# WHAT IS REQUIRED
Make an exact copy of every entry, leaving the pictures out.

# MATERIAL PROVIDED
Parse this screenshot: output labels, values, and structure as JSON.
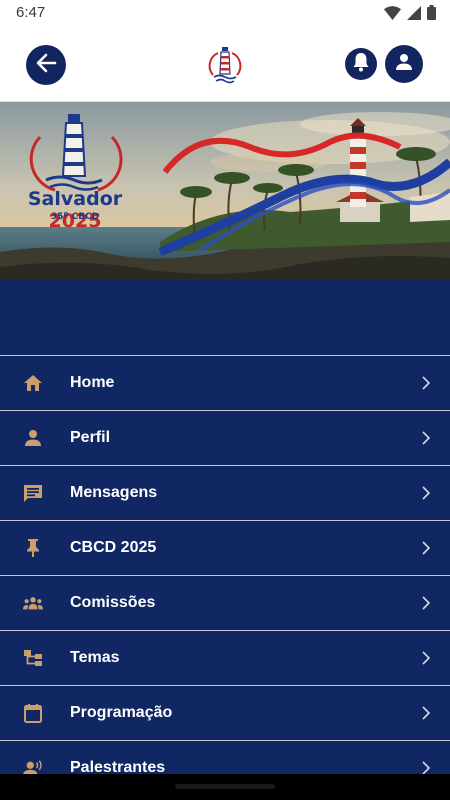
{
  "status_bar": {
    "time": "6:47",
    "icons": [
      "wifi-icon",
      "signal-icon",
      "battery-icon"
    ]
  },
  "header": {
    "back_icon": "arrow-left-icon",
    "logo_icon": "lighthouse-icon",
    "notifications_icon": "bell-icon",
    "profile_icon": "user-icon"
  },
  "hero": {
    "event_name": "Salvador",
    "event_year": "2025",
    "event_edition": "35º CBCD"
  },
  "colors": {
    "primary": "#112763",
    "accent": "#c9a06b",
    "logo_red": "#c62828",
    "text": "#ffffff"
  },
  "menu": {
    "items": [
      {
        "label": "Home",
        "icon": "home-icon"
      },
      {
        "label": "Perfil",
        "icon": "person-icon"
      },
      {
        "label": "Mensagens",
        "icon": "message-icon"
      },
      {
        "label": "CBCD 2025",
        "icon": "pin-icon"
      },
      {
        "label": "Comissões",
        "icon": "groups-icon"
      },
      {
        "label": "Temas",
        "icon": "topics-icon"
      },
      {
        "label": "Programação",
        "icon": "calendar-icon"
      },
      {
        "label": "Palestrantes",
        "icon": "speaker-icon"
      }
    ]
  }
}
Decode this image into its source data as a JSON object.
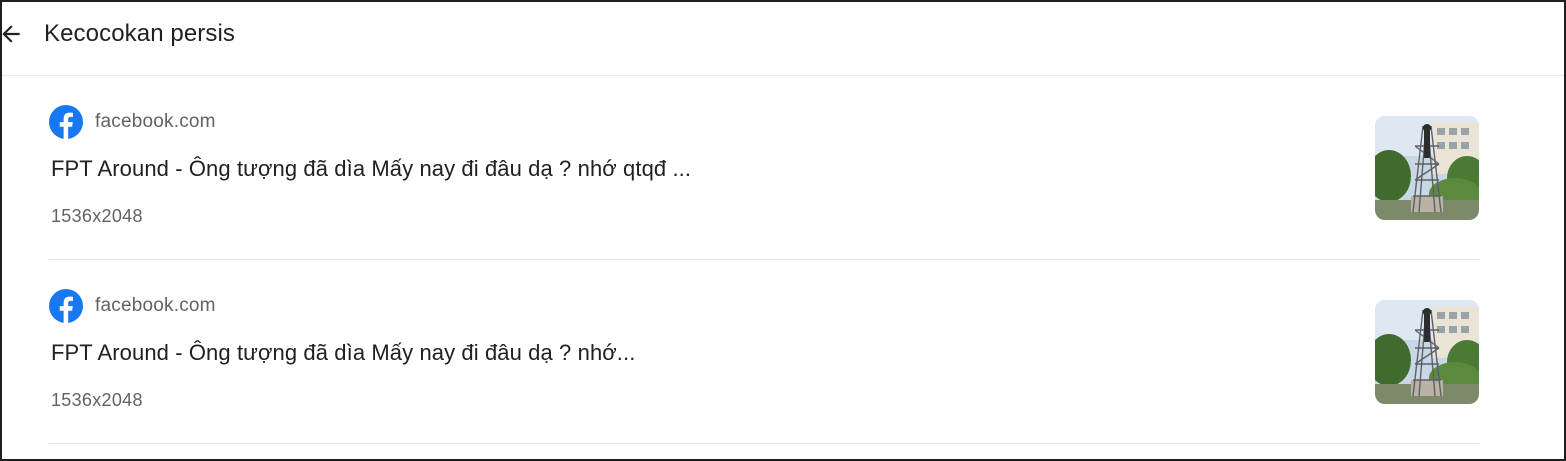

# RESPONSE AREA
Parse this screenshot: output labels, values, and structure as JSON.
{
  "status_bar": {
    "time": "6:47",
    "icons": [
      "wifi-icon",
      "signal-icon",
      "battery-icon"
    ]
  },
  "header": {
    "back_icon": "arrow-left-icon",
    "logo_icon": "lighthouse-icon",
    "notifications_icon": "bell-icon",
    "profile_icon": "user-icon"
  },
  "hero": {
    "event_name": "Salvador",
    "event_year": "2025",
    "event_edition": "35º CBCD"
  },
  "colors": {
    "primary": "#112763",
    "accent": "#c9a06b",
    "logo_red": "#c62828",
    "text": "#ffffff"
  },
  "menu": {
    "items": [
      {
        "label": "Home",
        "icon": "home-icon"
      },
      {
        "label": "Perfil",
        "icon": "person-icon"
      },
      {
        "label": "Mensagens",
        "icon": "message-icon"
      },
      {
        "label": "CBCD 2025",
        "icon": "pin-icon"
      },
      {
        "label": "Comissões",
        "icon": "groups-icon"
      },
      {
        "label": "Temas",
        "icon": "topics-icon"
      },
      {
        "label": "Programação",
        "icon": "calendar-icon"
      },
      {
        "label": "Palestrantes",
        "icon": "speaker-icon"
      }
    ]
  }
}
Decode this image into its source data as a JSON object.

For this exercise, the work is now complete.